The Communication Workers Union (CWU) is on the offensive against multiple employers this month, taking the fight to the bosses in both BT Group and Royal Mail.
Should CWU members move to strike, both disputes could see thousands of workers come out across the country in defence of their living standards.
This follows on from the union’s annual conference in May, where the decision to call strike ballots was overwhelmingly supported by delegates. Workplace meetings and online rallies then ensued to rally the rank and file behind votes in favour of industrial action.
Now, workers in these important sectors are ready to go into battle.
Battle in BT
In BT Group (which includes BT, Openreach, and EE), CWU members overwhelmingly voted to strike across both Openreach and BT, with 95.8% and 91.5% saying Yes to action, respectively, on turnouts of 74.8% and 58.2%.
This is a huge mandate for strike action across the telecommunications conglomerate. This means that 30,000 Openreach engineers and 9,000 BT call-centre workers could potentially walk out in a fight over pay, following the rejection of a measly £1,200 a year increase.
This below-inflation offer was made despite BT Group CEO Phillip Jensen receiving a 32% pay rise this year, raking in £3.46 million. Such hypocrisy is not lost on the workers.
Unfortunately, the ballot narrowly failed to meet the anti-trade union threshold of 50% in EE – the third arm of BT group – by just eight votes.
“The bitter irony,” commented CWU deputy general secretary Andy Kerr, “is that, had we legally been allowed to issue ballot papers to the hundreds in EE who joined the union during the course of the ballot, we’d have comfortably exceeded that threshold.”
This is a clear example of how, when unions start to fight for their members, unorganised workers will become galvanised and pour into their ranks.
Despite this, the result in BT could still see almost 40,000 workers on strike in BT Group, disrupting phone and internet networks nationally.
Royal Mail revolt
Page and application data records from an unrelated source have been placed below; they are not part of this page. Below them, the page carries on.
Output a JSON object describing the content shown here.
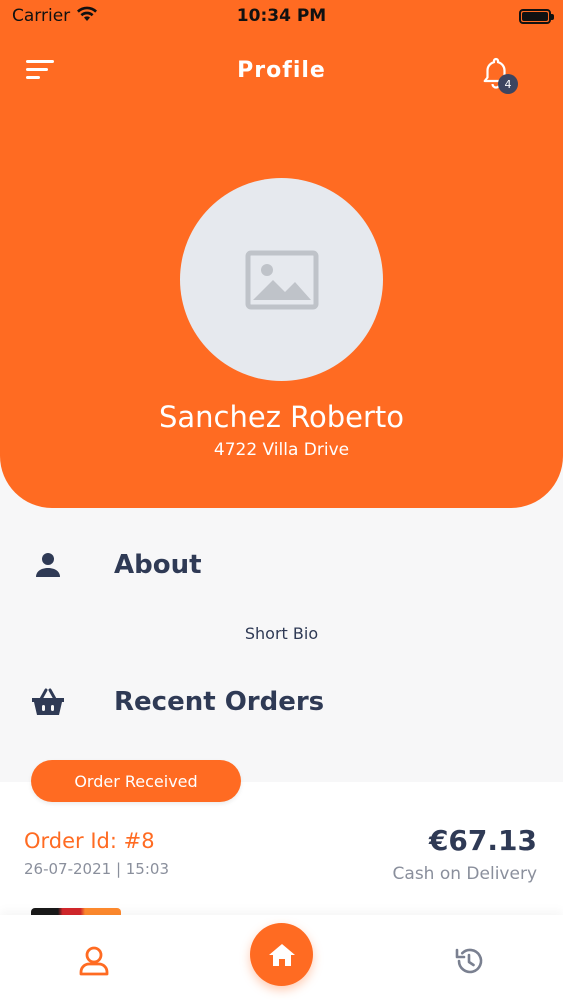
{
  "status_bar": {
    "carrier": "Carrier",
    "time": "10:34 PM"
  },
  "header": {
    "title": "Profile",
    "notification_count": "4"
  },
  "profile": {
    "name": "Sanchez Roberto",
    "address": "4722 Villa Drive"
  },
  "about": {
    "title": "About",
    "bio": "Short Bio"
  },
  "recent_orders": {
    "title": "Recent Orders",
    "orders": [
      {
        "status": "Order Received",
        "order_id": "Order Id: #8",
        "date": "26-07-2021 | 15:03",
        "amount": "€67.13",
        "payment": "Cash on Delivery"
      }
    ]
  },
  "bottom_nav": {
    "items": [
      {
        "icon": "user-icon",
        "active": true
      },
      {
        "icon": "home-icon",
        "active": false
      },
      {
        "icon": "history-icon",
        "active": false
      }
    ]
  },
  "colors": {
    "primary": "#ff6b22",
    "text_dark": "#2f3a55",
    "text_muted": "#8a8f9c",
    "badge": "#3c4560"
  }
}
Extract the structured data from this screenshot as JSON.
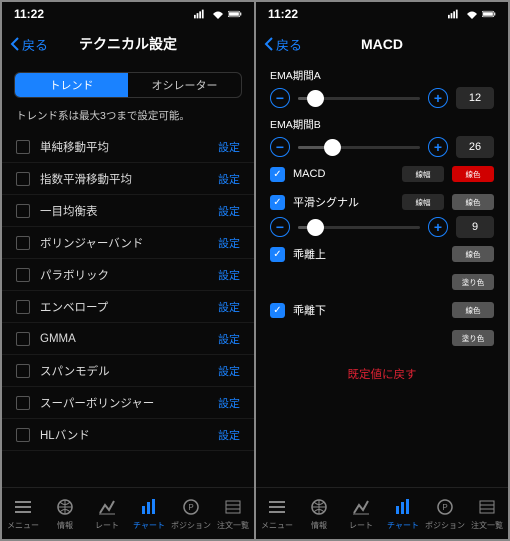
{
  "status": {
    "time": "11:22"
  },
  "left": {
    "back": "戻る",
    "title": "テクニカル設定",
    "tabs": [
      "トレンド",
      "オシレーター"
    ],
    "note": "トレンド系は最大3つまで設定可能。",
    "items": [
      {
        "label": "単純移動平均",
        "action": "設定"
      },
      {
        "label": "指数平滑移動平均",
        "action": "設定"
      },
      {
        "label": "一目均衡表",
        "action": "設定"
      },
      {
        "label": "ボリンジャーバンド",
        "action": "設定"
      },
      {
        "label": "パラボリック",
        "action": "設定"
      },
      {
        "label": "エンベロープ",
        "action": "設定"
      },
      {
        "label": "GMMA",
        "action": "設定"
      },
      {
        "label": "スパンモデル",
        "action": "設定"
      },
      {
        "label": "スーパーボリンジャー",
        "action": "設定"
      },
      {
        "label": "HLバンド",
        "action": "設定"
      }
    ]
  },
  "right": {
    "back": "戻る",
    "title": "MACD",
    "params": [
      {
        "label": "EMA期間A",
        "value": "12",
        "pos": 14
      },
      {
        "label": "EMA期間B",
        "value": "26",
        "pos": 28
      }
    ],
    "checks": [
      {
        "label": "MACD",
        "swatches": [
          {
            "text": "線幅",
            "bg": "#2a2a2a"
          },
          {
            "text": "線色",
            "bg": "#d00000"
          }
        ]
      },
      {
        "label": "平滑シグナル",
        "swatches": [
          {
            "text": "線幅",
            "bg": "#2a2a2a"
          },
          {
            "text": "線色",
            "bg": "#555"
          }
        ],
        "slider": {
          "value": "9",
          "pos": 14
        }
      },
      {
        "label": "乖離上",
        "swatches": [
          {
            "text": "線色",
            "bg": "#555"
          },
          {
            "text": "塗り色",
            "bg": "#555"
          }
        ],
        "stacked": true
      },
      {
        "label": "乖離下",
        "swatches": [
          {
            "text": "線色",
            "bg": "#555"
          },
          {
            "text": "塗り色",
            "bg": "#555"
          }
        ],
        "stacked": true
      }
    ],
    "reset": "既定値に戻す"
  },
  "tabbar": [
    {
      "label": "メニュー"
    },
    {
      "label": "情報"
    },
    {
      "label": "レート"
    },
    {
      "label": "チャート",
      "active": true
    },
    {
      "label": "ポジション"
    },
    {
      "label": "注文一覧"
    }
  ]
}
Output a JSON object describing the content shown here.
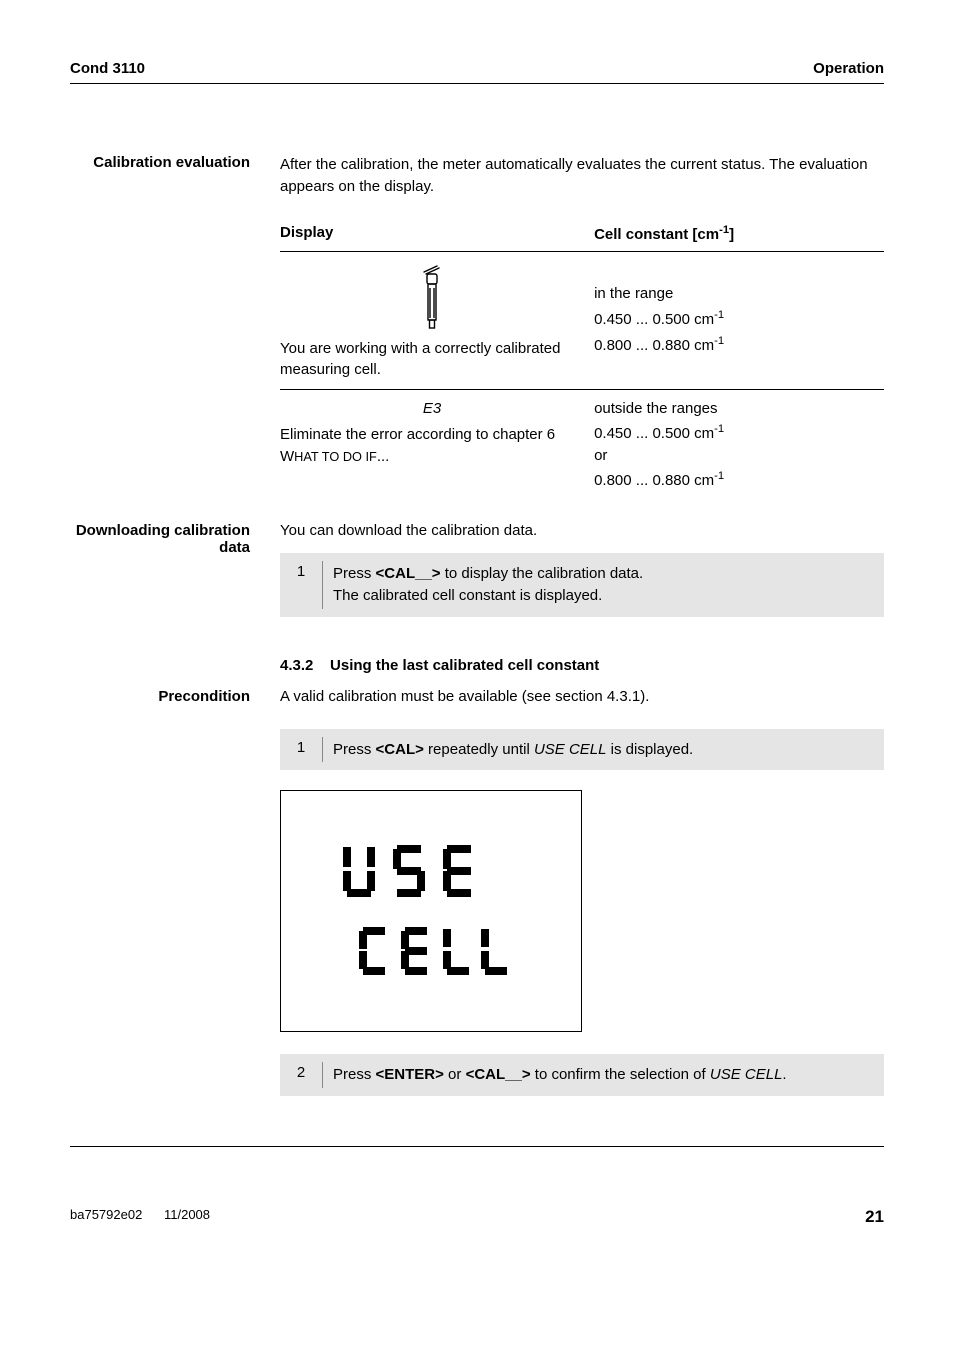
{
  "header": {
    "left": "Cond 3110",
    "right": "Operation"
  },
  "sections": {
    "calib_eval": {
      "label": "Calibration evaluation",
      "intro": "After the calibration, the meter automatically evaluates the current status. The evaluation appears on the display.",
      "table": {
        "head_display": "Display",
        "head_cellconst_html": "Cell constant [cm<sup>-1</sup>]",
        "row1_left": "You are working with a correctly calibrated measuring cell.",
        "row1_right_line1": "in the range",
        "row1_right_line2_html": "0.450 ... 0.500 cm<sup>-1</sup>",
        "row1_right_line3_html": "0.800 ... 0.880 cm<sup>-1</sup>",
        "row2_left_code": "E3",
        "row2_left_rest_html": "Eliminate the error according to chapter 6 W<span style='font-size:0.85em'>HAT TO DO IF</span>...",
        "row2_right_line1": "outside the ranges",
        "row2_right_line2_html": "0.450 ... 0.500 cm<sup>-1</sup>",
        "row2_right_line3": "or",
        "row2_right_line4_html": "0.800 ... 0.880 cm<sup>-1</sup>"
      }
    },
    "download": {
      "label_line1": "Downloading calibration",
      "label_line2": "data",
      "intro": "You can download the calibration data.",
      "step1_num": "1",
      "step1_text_html": "Press <b>&lt;CAL__&gt;</b> to display the calibration data.<br>The calibrated cell constant is displayed."
    },
    "use_last": {
      "heading_num": "4.3.2",
      "heading_text": "Using the last calibrated cell constant",
      "precond_label": "Precondition",
      "precond_text": "A valid calibration must be available (see section 4.3.1).",
      "step1_num": "1",
      "step1_text_html": "Press <b>&lt;CAL&gt;</b> repeatedly until <i>USE CELL</i> is displayed.",
      "step2_num": "2",
      "step2_text_html": "Press <b>&lt;ENTER&gt;</b> or <b>&lt;CAL__&gt;</b> to confirm the selection of <i>USE CELL</i>."
    }
  },
  "footer": {
    "left1": "ba75792e02",
    "left2": "11/2008",
    "page": "21"
  },
  "lcd": {
    "line1": "USE",
    "line2": "CELL"
  }
}
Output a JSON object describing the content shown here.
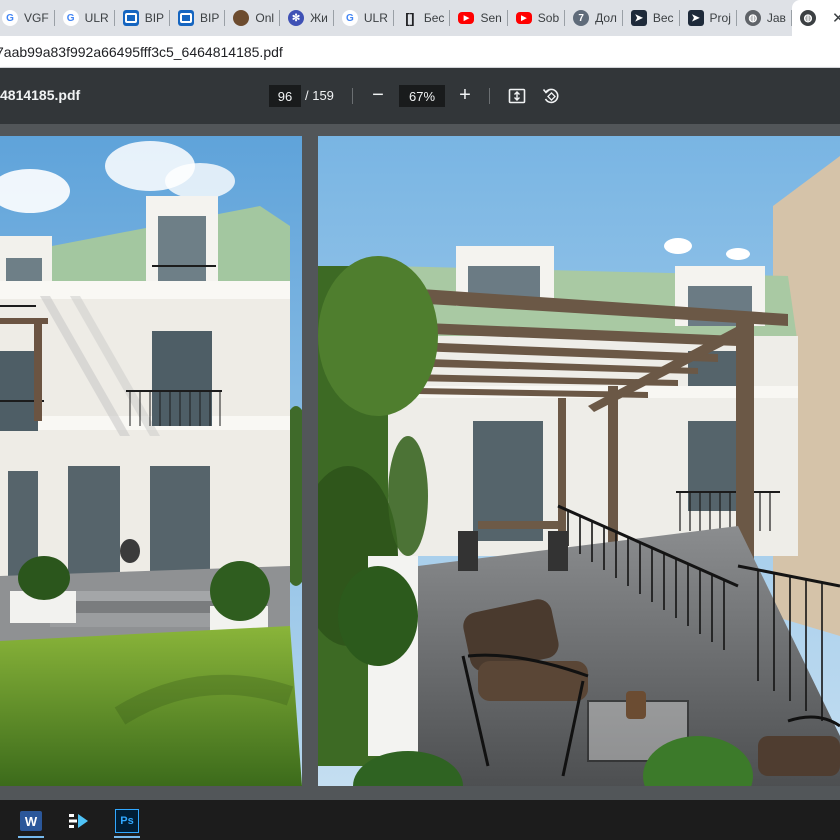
{
  "browser": {
    "tabs": [
      {
        "label": "VGF",
        "icon": "google-g-icon"
      },
      {
        "label": "ULR",
        "icon": "google-g-icon"
      },
      {
        "label": "BIP",
        "icon": "bip-icon"
      },
      {
        "label": "BIP",
        "icon": "bip-icon"
      },
      {
        "label": "Onl",
        "icon": "coin-icon"
      },
      {
        "label": "Жи",
        "icon": "crest-icon"
      },
      {
        "label": "ULR",
        "icon": "google-g-icon"
      },
      {
        "label": "Бес",
        "icon": "bracket-icon"
      },
      {
        "label": "Sen",
        "icon": "youtube-icon"
      },
      {
        "label": "Sob",
        "icon": "youtube-icon"
      },
      {
        "label": "Дол",
        "icon": "seven-icon"
      },
      {
        "label": "Bec",
        "icon": "cursor-icon"
      },
      {
        "label": "Proj",
        "icon": "cursor-icon"
      },
      {
        "label": "Jaв",
        "icon": "globe-icon"
      }
    ],
    "active_tab_icon": "globe-icon",
    "address": "7aab99a83f992a66495fff3c5_6464814185.pdf"
  },
  "pdf_toolbar": {
    "title": "4814185.pdf",
    "current_page": "96",
    "total_pages": "/ 159",
    "zoom": "67%",
    "zoom_out_label": "−",
    "zoom_in_label": "+"
  },
  "taskbar": {
    "apps": [
      {
        "name": "word",
        "label": "W"
      },
      {
        "name": "app-arrow",
        "label": ""
      },
      {
        "name": "photoshop",
        "label": "Ps"
      }
    ]
  },
  "colors": {
    "tabstrip": "#dee1e6",
    "toolbar": "#323639",
    "viewer": "#525659",
    "taskbar": "#1c1c1c"
  }
}
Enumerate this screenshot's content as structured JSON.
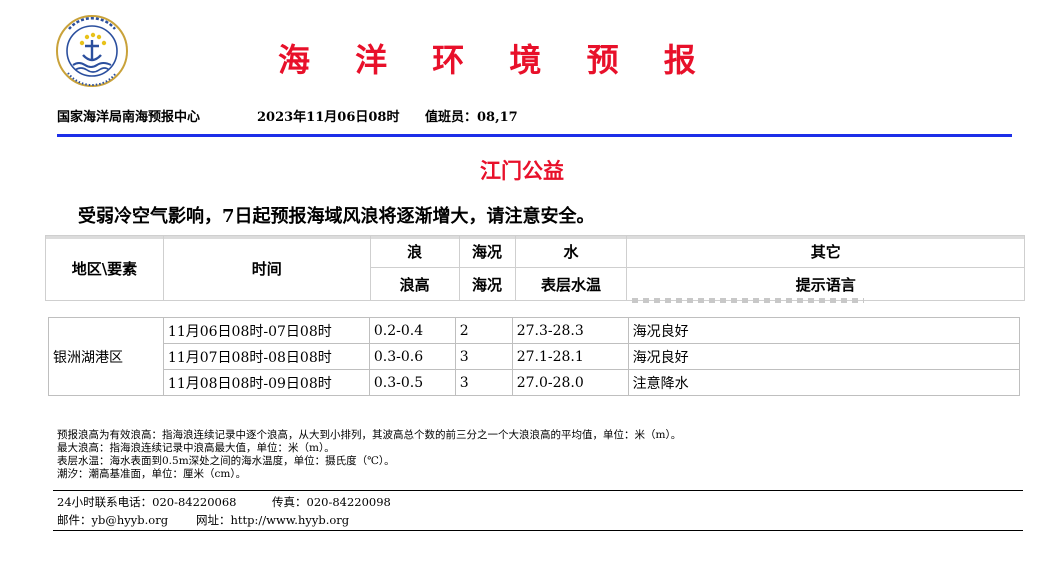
{
  "logo": {
    "icon": "sea-anchor-emblem-icon",
    "arc_text": "国家海洋局",
    "bottom_text": "STATE OCEANIC ADMINISTRATION"
  },
  "header": {
    "title": "海 洋 环 境 预 报",
    "agency": "国家海洋局南海预报中心",
    "issue_time": "2023年11月06日08时",
    "duty_staff": "值班员：08,17"
  },
  "subtitle": "江门公益",
  "headline": "受弱冷空气影响，7日起预报海域风浪将逐渐增大，请注意安全。",
  "table": {
    "headers": {
      "region": "地区\\要素",
      "time": "时间",
      "wave_group": "浪",
      "wave_height": "浪高",
      "sea_state_group": "海况",
      "sea_state": "海况",
      "water_group": "水",
      "sst": "表层水温",
      "other_group": "其它",
      "tips": "提示语言"
    },
    "region_name": "银洲湖港区",
    "rows": [
      {
        "time": "11月06日08时-07日08时",
        "wave": "0.2-0.4",
        "sea": "2",
        "sst": "27.3-28.3",
        "tip": "海况良好"
      },
      {
        "time": "11月07日08时-08日08时",
        "wave": "0.3-0.6",
        "sea": "3",
        "sst": "27.1-28.1",
        "tip": "海况良好"
      },
      {
        "time": "11月08日08时-09日08时",
        "wave": "0.3-0.5",
        "sea": "3",
        "sst": "27.0-28.0",
        "tip": "注意降水"
      }
    ]
  },
  "notes": [
    "预报浪高为有效浪高：指海浪连续记录中逐个浪高，从大到小排列，其波高总个数的前三分之一个大浪浪高的平均值，单位：米（m）。",
    "最大浪高：指海浪连续记录中浪高最大值，单位：米（m）。",
    "表层水温：海水表面到0.5m深处之间的海水温度，单位：摄氏度（℃）。",
    "潮汐：潮高基准面，单位：厘米（cm）。"
  ],
  "contact": {
    "phone": "24小时联系电话：020-84220068",
    "fax": "传真：020-84220098",
    "email": "邮件：yb@hyyb.org",
    "website": "网址：http://www.hyyb.org"
  },
  "colors": {
    "title_red": "#e8102a",
    "rule_blue": "#1d2fe8",
    "logo_blue": "#2b4f9e",
    "logo_gold": "#c9a23a"
  }
}
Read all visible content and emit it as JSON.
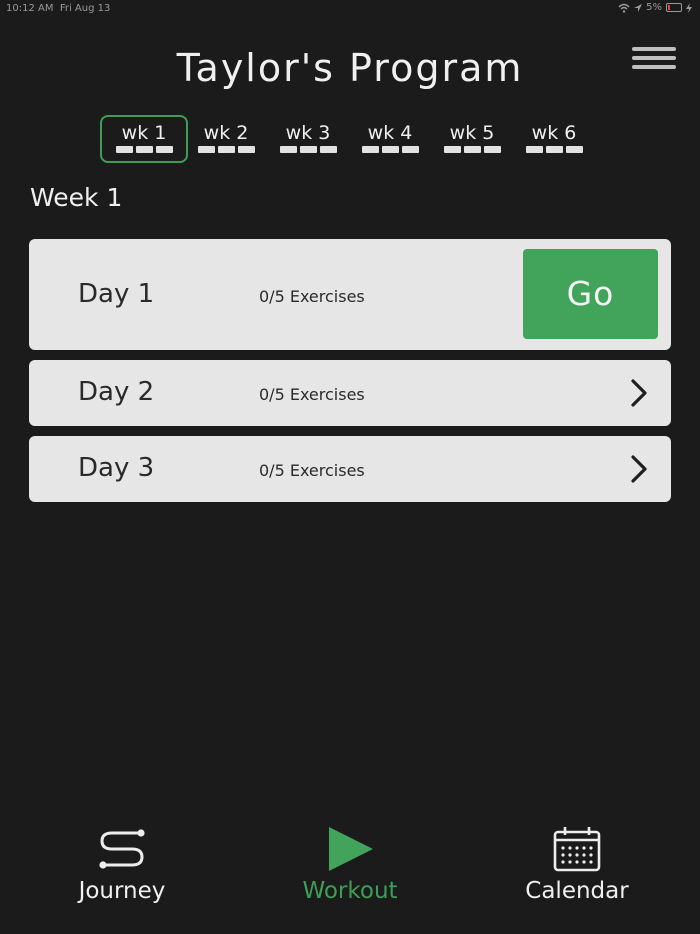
{
  "status_bar": {
    "time": "10:12 AM",
    "date": "Fri Aug 13",
    "battery_text": "5%"
  },
  "header": {
    "title": "Taylor's Program"
  },
  "weeks": [
    {
      "label": "wk 1"
    },
    {
      "label": "wk 2"
    },
    {
      "label": "wk 3"
    },
    {
      "label": "wk 4"
    },
    {
      "label": "wk 5"
    },
    {
      "label": "wk 6"
    }
  ],
  "selected_week": "wk 1",
  "week_heading": "Week 1",
  "days": [
    {
      "name": "Day 1",
      "count": "0/5 Exercises",
      "action": "Go"
    },
    {
      "name": "Day 2",
      "count": "0/5 Exercises"
    },
    {
      "name": "Day 3",
      "count": "0/5 Exercises"
    }
  ],
  "tabs": [
    {
      "label": "Journey",
      "icon": "journey-icon"
    },
    {
      "label": "Workout",
      "icon": "play-icon"
    },
    {
      "label": "Calendar",
      "icon": "calendar-icon"
    }
  ],
  "active_tab": "Workout",
  "colors": {
    "background": "#1b1b1b",
    "accent": "#42a35a",
    "card": "#e6e6e6",
    "text": "#ececec"
  }
}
At the end of June, CWU also launched a ballot of up to 115,000 workers in Royal Mail, the results of which are set to be announced on 19 July.
This is the second time in recent years the union has moved to ballot Royal Mail workers nationally. Last time, in 2019, the company won a High Court injunction to block the strike, following a successful ballot.
Like in BT Group, this is also a pay dispute, due to a disgraceful 2% pay offer made to the posties by Royal Mail bosses. Again, this is even more outrageous given that CEO Simon Thompson has received a tidy £140,000 bonus on top of his £753,000 annual salary and benefits.
Workers at depots across the country have joined large gate meetings to show support for a Yes vote in this ballot.
A strike by these workers will shut down the country’s postal service; yet another national strike that will cause major disruption to a key part of the UK economy, similar to the recent RMT strike.
Unite and fight
These disputes are part of a pandemic of class struggle sweeping across Britain, as workers move into action to defend their living standards from the bosses’ onslaught.
This is only going to continue to intensify, as both the economic situation worsens and striking workers inspire others to do the same.
This situation has also put pressure on the trade union leaders to come out fighting. Dave Ward, CWU general secretary, even recently commented on LBC saying: “I wouldn’t rule out a general strike – that’s the point we have reached.”
The CWU’s militant approach – fighting on multiple fronts in national disputes – is welcome. The task now is to link up all these struggles, coordinating action across companies and across the unions to maximise their impact.
The CWU and other left-led unions should play a leading role in doing this.
Britain is heading for recession. The government is imploding. And the capitalists are in a state of panic. The trade union movement must seize this opportunity to strike together to boot out the Tories – and the decrepit capitalist system they represent.